◆ **Instructions for the task**: The required lines are those that contain "просмотров"; pull them out of the data and copy them.

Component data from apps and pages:
◆ ◆ ◆ ◆
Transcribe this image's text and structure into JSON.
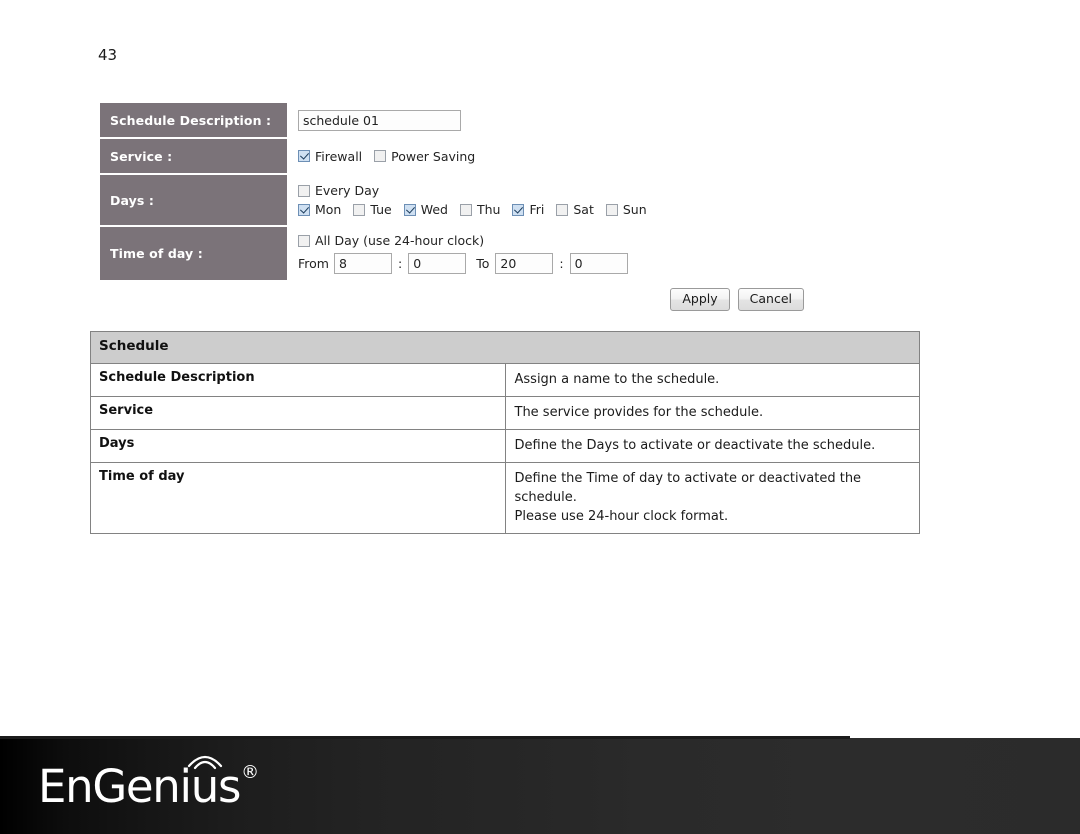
{
  "page": {
    "number": "43"
  },
  "form": {
    "rows": [
      {
        "label": "Schedule Description :"
      },
      {
        "label": "Service :"
      },
      {
        "label": "Days :"
      },
      {
        "label": "Time of day :"
      }
    ],
    "schedule_description": {
      "value": "schedule 01",
      "placeholder": ""
    },
    "service": {
      "options": [
        {
          "label": "Firewall",
          "checked": true
        },
        {
          "label": "Power Saving",
          "checked": false
        }
      ]
    },
    "days": {
      "every_day": {
        "label": "Every Day",
        "checked": false
      },
      "options": [
        {
          "label": "Mon",
          "checked": true
        },
        {
          "label": "Tue",
          "checked": false
        },
        {
          "label": "Wed",
          "checked": true
        },
        {
          "label": "Thu",
          "checked": false
        },
        {
          "label": "Fri",
          "checked": true
        },
        {
          "label": "Sat",
          "checked": false
        },
        {
          "label": "Sun",
          "checked": false
        }
      ]
    },
    "time_of_day": {
      "all_day": {
        "label": "All Day (use 24-hour clock)",
        "checked": false
      },
      "from_label": "From",
      "to_label": "To",
      "separator": ":",
      "from_hour": "8",
      "from_minute": "0",
      "to_hour": "20",
      "to_minute": "0"
    },
    "buttons": {
      "apply": "Apply",
      "cancel": "Cancel"
    }
  },
  "help_table": {
    "header": "Schedule",
    "rows": [
      {
        "key": "Schedule Description",
        "value": "Assign a name to the schedule."
      },
      {
        "key": "Service",
        "value": "The service provides for the schedule."
      },
      {
        "key": "Days",
        "value": "Define the Days to activate or deactivate the schedule."
      },
      {
        "key": "Time of day",
        "value": "Define the Time of day to activate or deactivated the schedule.",
        "value2": "Please use 24-hour clock format."
      }
    ]
  },
  "footer": {
    "brand_part1": "EnGenius",
    "brand_mark": "®"
  },
  "colors": {
    "label_panel": "#7b7379",
    "table_header": "#cdcdcd",
    "footer_dark": "#2b2b2b",
    "checkbox_checked": "#cfe0f2"
  }
}
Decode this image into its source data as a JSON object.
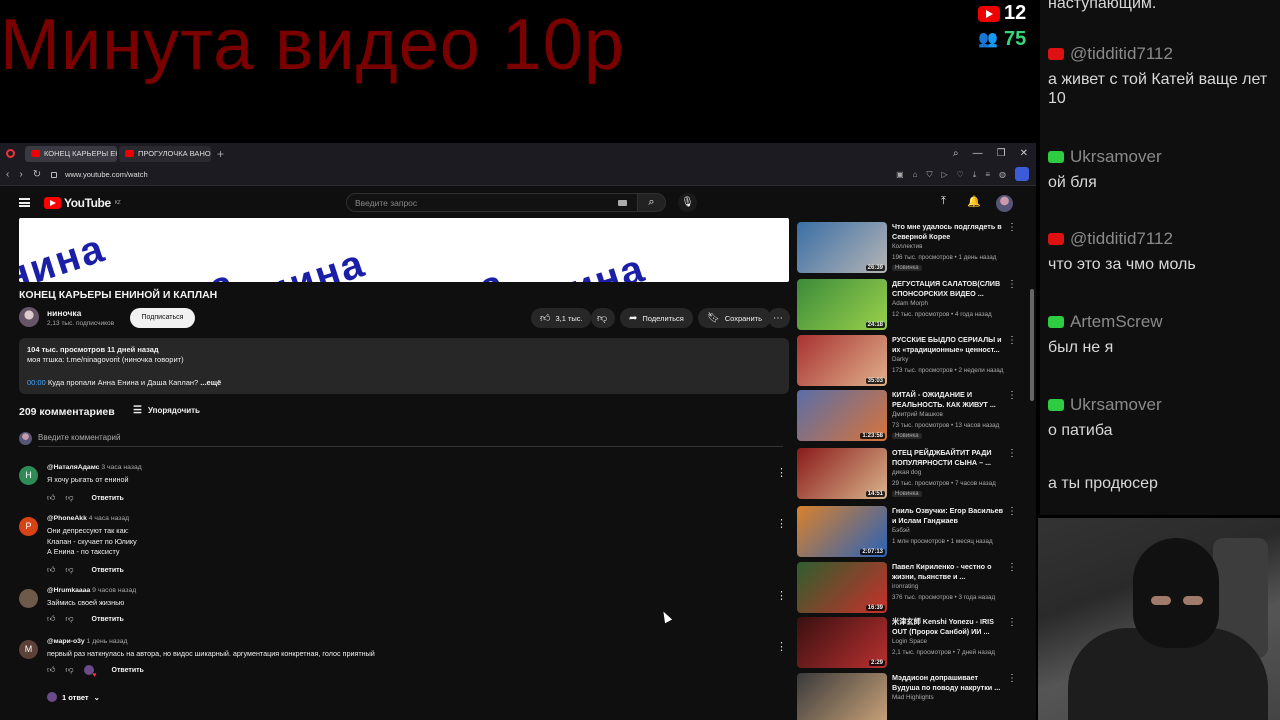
{
  "overlay": {
    "title": "Минута видео 10р",
    "views": "12",
    "viewers": "75"
  },
  "chat": {
    "messages": [
      {
        "user": "",
        "text": "наступающим.",
        "badge": "none"
      },
      {
        "user": "@tidditid7112",
        "text": "а живет с той Катей ваще лет 10",
        "badge": "yt"
      },
      {
        "user": "Ukrsamover",
        "text": "ой бля",
        "badge": "green"
      },
      {
        "user": "@tidditid7112",
        "text": "что это за чмо моль",
        "badge": "yt"
      },
      {
        "user": "ArtemScrew",
        "text": "был не я",
        "badge": "green"
      },
      {
        "user": "Ukrsamover",
        "text": "о патиба",
        "badge": "green"
      },
      {
        "user": "",
        "text": "а ты продюсер",
        "badge": "none"
      }
    ]
  },
  "browser": {
    "tabs": [
      "КОНЕЦ КАРЬЕРЫ ЕНИНОЙ",
      "ПРОГУЛОЧКА ВАНОМАС"
    ],
    "url": "www.youtube.com/watch"
  },
  "youtube": {
    "logo_text": "YouTube",
    "logo_sup": "KZ",
    "search_placeholder": "Введите запрос",
    "banner_word": "нина",
    "video": {
      "title": "КОНЕЦ КАРЬЕРЫ ЕНИНОЙ И КАПЛАН",
      "channel": "ниночка",
      "subs": "2,13 тыс. подписчиков",
      "subscribe": "Подписаться",
      "likes": "3,1 тыс.",
      "share": "Поделиться",
      "save": "Сохранить"
    },
    "description": {
      "meta": "104 тыс. просмотров  11 дней назад",
      "line2": "моя тгшка: t.me/ninagovorit (ниночка говорит)",
      "timestamp": "00:00",
      "chapter": " Куда пропали Анна Енина и Даша Каплан?",
      "more": " ...ещё"
    },
    "comments": {
      "count": "209 комментариев",
      "sort": "Упорядочить",
      "add_placeholder": "Введите комментарий",
      "reply_label": "Ответить",
      "items": [
        {
          "author": "@НаталяАдамс",
          "time": "3 часа назад",
          "lines": [
            "Я хочу рыгать от ениной"
          ],
          "avatar_letter": "Н",
          "avatar_color": "#2e8b57"
        },
        {
          "author": "@PhoneAkk",
          "time": "4 часа назад",
          "lines": [
            "Они депрессуют так как:",
            "Клапан - скучает по Юлику",
            "А Енина - по таксисту"
          ],
          "avatar_letter": "P",
          "avatar_color": "#d84315"
        },
        {
          "author": "@Hrumkaaaa",
          "time": "9 часов назад",
          "lines": [
            "Займись своей жизнью"
          ],
          "avatar_letter": "",
          "avatar_color": "#6d5a4a"
        },
        {
          "author": "@мари-о3у",
          "time": "1 день назад",
          "lines": [
            "первый раз наткнулась на автора, но видос шикарный. аргументация конкретная, голос приятный"
          ],
          "avatar_letter": "М",
          "avatar_color": "#5d4037"
        }
      ],
      "replies": "1 ответ"
    },
    "related": [
      {
        "title": "Что мне удалось подглядеть в Северной Корее",
        "channel": "Коллектив",
        "meta": "196 тыс. просмотров • 1 день назад",
        "badge": "Новинка",
        "duration": "26:39",
        "color1": "#3a6ea5",
        "color2": "#b5b5b5"
      },
      {
        "title": "ДЕГУСТАЦИЯ САЛАТОВ(СЛИВ СПОНСОРСКИХ ВИДЕО ...",
        "channel": "Adam Morph",
        "meta": "12 тыс. просмотров • 4 года назад",
        "badge": "",
        "duration": "24:18",
        "color1": "#3c8b3a",
        "color2": "#9ad14b"
      },
      {
        "title": "РУССКИЕ БЫДЛО СЕРИАЛЫ и их «традиционные» ценност...",
        "channel": "Darky",
        "meta": "173 тыс. просмотров • 2 недели назад",
        "badge": "",
        "duration": "35:03",
        "color1": "#a83232",
        "color2": "#e0b08a"
      },
      {
        "title": "КИТАЙ - ОЖИДАНИЕ И РЕАЛЬНОСТЬ. КАК ЖИВУТ ...",
        "channel": "Дмитрий Машков",
        "meta": "73 тыс. просмотров • 13 часов назад",
        "badge": "Новинка",
        "duration": "1:23:58",
        "color1": "#5a6ea8",
        "color2": "#d8743a"
      },
      {
        "title": "ОТЕЦ РЕЙДЖБАЙТИТ РАДИ ПОПУЛЯРНОСТИ СЫНА – ...",
        "channel": "дикая dog",
        "meta": "29 тыс. просмотров • 7 часов назад",
        "badge": "Новинка",
        "duration": "14:51",
        "color1": "#8a1a1a",
        "color2": "#d9b48a"
      },
      {
        "title": "Гниль Озвучки: Егор Васильев и Ислам Ганджаев",
        "channel": "Бэбэй",
        "meta": "1 млн просмотров • 1 месяц назад",
        "badge": "",
        "duration": "2:07:13",
        "color1": "#d9822b",
        "color2": "#2a62b8"
      },
      {
        "title": "Павел Кириленко - честно о жизни, пьянстве и ...",
        "channel": "ironrating",
        "meta": "376 тыс. просмотров • 3 года назад",
        "badge": "",
        "duration": "16:39",
        "color1": "#2e5e2e",
        "color2": "#c8302a"
      },
      {
        "title": "米津玄師 Kenshi Yonezu - IRIS OUT (Пророк Санбой) ИИ ...",
        "channel": "Login Space",
        "meta": "2,1 тыс. просмотров • 7 дней назад",
        "badge": "",
        "duration": "2:29",
        "color1": "#3a1010",
        "color2": "#b83030"
      },
      {
        "title": "Мэддисон допрашивает Вудуша по поводу накрутки ...",
        "channel": "Mad Highlights",
        "meta": "",
        "badge": "",
        "duration": "",
        "color1": "#3a3a3a",
        "color2": "#c9a27a"
      }
    ]
  }
}
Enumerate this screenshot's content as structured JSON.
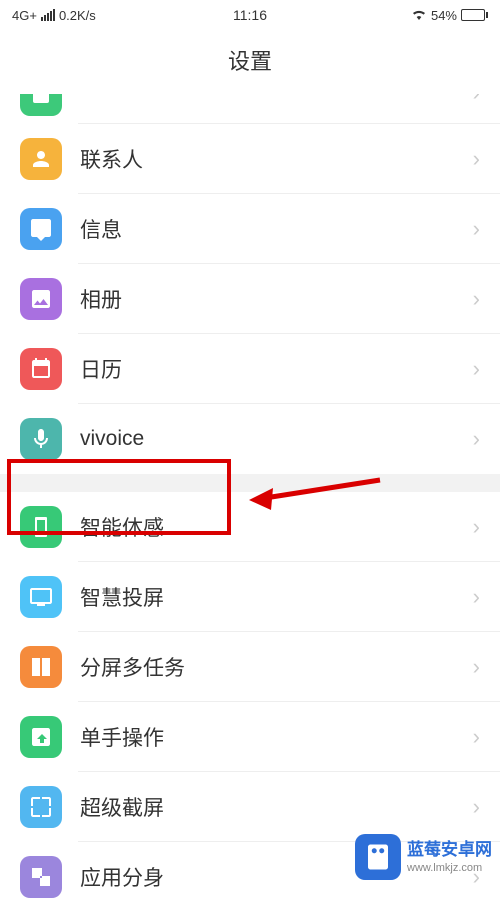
{
  "status": {
    "network": "4G+",
    "speed": "0.2K/s",
    "time": "11:16",
    "battery_pct": "54%",
    "battery_fill": 54
  },
  "header": {
    "title": "设置"
  },
  "group1": {
    "partial_label": "",
    "items": [
      {
        "label": "联系人"
      },
      {
        "label": "信息"
      },
      {
        "label": "相册"
      },
      {
        "label": "日历"
      },
      {
        "label": "vivoice"
      }
    ]
  },
  "group2": {
    "items": [
      {
        "label": "智能体感"
      },
      {
        "label": "智慧投屏"
      },
      {
        "label": "分屏多任务"
      },
      {
        "label": "单手操作"
      },
      {
        "label": "超级截屏"
      },
      {
        "label": "应用分身"
      }
    ]
  },
  "watermark": {
    "title": "蓝莓安卓网",
    "url": "www.lmkjz.com"
  }
}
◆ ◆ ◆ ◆
◆ **Result of the task**:
      "meta": "104 тыс. просмотров  11 дней назад",
        "meta": "196 тыс. просмотров • 1 день назад",
        "meta": "12 тыс. просмотров • 4 года назад",
        "meta": "173 тыс. просмотров • 2 недели назад",
        "meta": "73 тыс. просмотров • 13 часов назад",
        "meta": "29 тыс. просмотров • 7 часов назад",
        "meta": "1 млн просмотров • 1 месяц назад",
        "meta": "376 тыс. просмотров • 3 года назад",
        "meta": "2,1 тыс. просмотров • 7 дней назад",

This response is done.